## Try it
Copy each line below in which the string "arrow" occurs.
BEGIN Given records
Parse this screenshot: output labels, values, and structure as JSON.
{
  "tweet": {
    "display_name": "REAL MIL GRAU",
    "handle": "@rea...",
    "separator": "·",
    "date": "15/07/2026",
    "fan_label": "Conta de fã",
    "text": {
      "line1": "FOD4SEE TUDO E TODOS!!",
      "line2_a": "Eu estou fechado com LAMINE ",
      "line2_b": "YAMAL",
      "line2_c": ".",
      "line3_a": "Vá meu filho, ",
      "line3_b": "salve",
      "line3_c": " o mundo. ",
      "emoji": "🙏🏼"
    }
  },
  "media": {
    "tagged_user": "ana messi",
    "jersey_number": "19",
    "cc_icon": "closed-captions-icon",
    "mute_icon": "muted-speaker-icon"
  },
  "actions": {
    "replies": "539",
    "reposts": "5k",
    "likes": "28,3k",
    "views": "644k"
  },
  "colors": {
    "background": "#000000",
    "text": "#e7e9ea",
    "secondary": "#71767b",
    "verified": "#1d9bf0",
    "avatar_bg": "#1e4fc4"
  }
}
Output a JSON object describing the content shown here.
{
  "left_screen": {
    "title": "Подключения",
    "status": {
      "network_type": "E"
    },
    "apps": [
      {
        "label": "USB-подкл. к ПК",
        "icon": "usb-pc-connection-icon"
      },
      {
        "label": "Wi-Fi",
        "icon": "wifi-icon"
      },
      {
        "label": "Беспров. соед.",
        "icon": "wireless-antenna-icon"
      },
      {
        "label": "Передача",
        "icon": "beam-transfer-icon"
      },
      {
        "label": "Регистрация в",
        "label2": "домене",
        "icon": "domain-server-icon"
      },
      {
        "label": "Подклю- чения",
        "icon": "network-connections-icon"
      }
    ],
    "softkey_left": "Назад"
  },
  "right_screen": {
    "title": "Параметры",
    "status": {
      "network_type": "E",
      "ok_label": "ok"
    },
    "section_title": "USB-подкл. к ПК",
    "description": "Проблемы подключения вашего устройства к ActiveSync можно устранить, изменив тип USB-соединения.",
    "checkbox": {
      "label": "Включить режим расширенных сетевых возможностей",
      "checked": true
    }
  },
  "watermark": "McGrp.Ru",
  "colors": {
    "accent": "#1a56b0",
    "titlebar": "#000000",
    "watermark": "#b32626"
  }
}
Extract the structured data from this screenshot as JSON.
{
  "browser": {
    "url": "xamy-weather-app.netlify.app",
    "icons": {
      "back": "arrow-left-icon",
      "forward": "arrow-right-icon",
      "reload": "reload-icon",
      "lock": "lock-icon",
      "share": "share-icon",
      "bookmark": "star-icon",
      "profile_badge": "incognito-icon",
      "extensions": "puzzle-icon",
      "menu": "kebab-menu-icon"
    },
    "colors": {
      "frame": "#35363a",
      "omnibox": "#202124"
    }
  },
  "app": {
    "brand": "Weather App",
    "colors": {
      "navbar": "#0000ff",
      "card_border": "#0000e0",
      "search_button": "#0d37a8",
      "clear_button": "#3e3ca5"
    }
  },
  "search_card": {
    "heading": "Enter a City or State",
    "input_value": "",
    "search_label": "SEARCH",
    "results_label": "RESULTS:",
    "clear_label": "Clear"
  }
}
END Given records
## Solution for this problem
      "back": "arrow-left-icon",
      "forward": "arrow-right-icon",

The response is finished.